Today’s adolescents grow up with technological innovations that disable their desires to know fulfilling quiet and creative solitude.
Nonstop, incessant noise has become the norm that disconnects people of all ages from their inner resources.
Holistic education reform requires that teachers create learning environments that offer exercises in stillness and silence, where silence is NOT treated as the negative force of adult authority, but as the positive space of inner peace, creativity, and renewal.
Kathryn Byrnes (2011). Review of RETHINKING CLASSROOM PARTICIPATION: LISTENING TO SILENT VOICES By Katherine Schultz.. EDUCATION REVIEW, 14.
Relying on verbal participation to assess learning often rewards compliance (i.e. talking that the teacher expects) instead of thoughtfulness and comprehension.
Speech becomes more powerful and insightful through a norm of silence.
American schools traditionally do not value silence.
Talk does not necessarily equal learning.

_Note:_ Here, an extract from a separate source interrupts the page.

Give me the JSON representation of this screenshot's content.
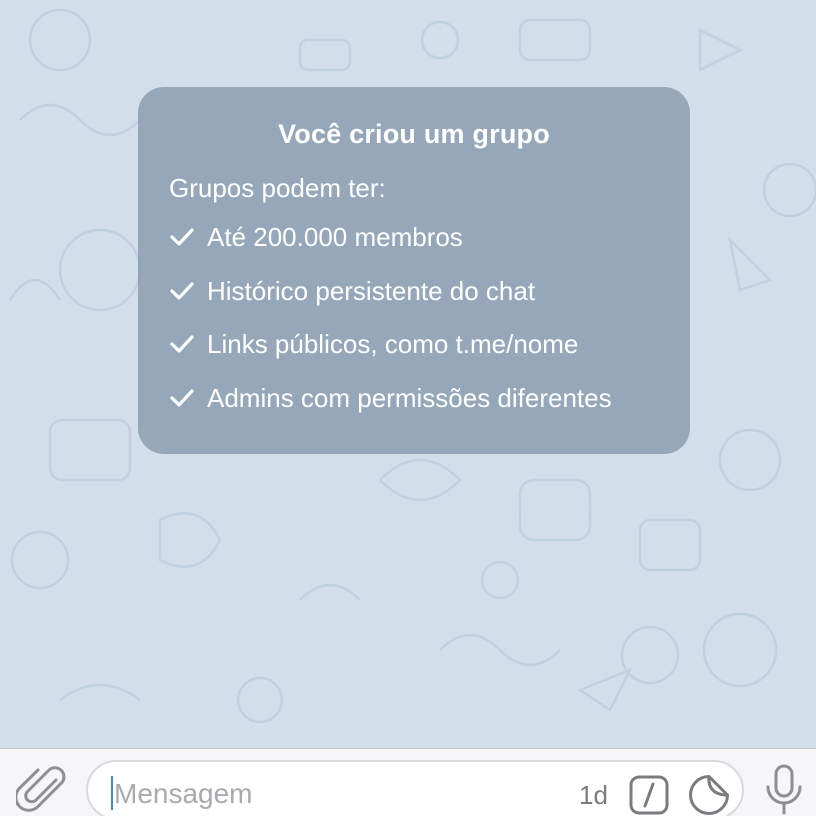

Schools and communities need to return to a wise understanding of silence, inspired by the saying, “You have two ears and one mouth for a reason. You should listen twice as much as you speak.” (p. 4)
RECAPI attribute the relatively recent problem of excessive noise in libraries to four main causes:
Modern, Western civilization has always treated speech in primarily positive terms, while treating silence in primarily negative terms of authoritative control and punishment.
Runaway developments in technology (e.g., computers and mobile communication devices) have enacted and enforced Western cultural values that privilege speech in epic proportions.
Parallel developments in education have mirrored popular culture’s information-exchange mania, thus solidifying Western values that favor speech and fear silence.
Seller/consumer relationships have surpassed student/teacher relationships in importance, as institutions struggle to survive in an economy that supports primarily goods and services “aimed to please.”
© 2011 Robert G. Kernodle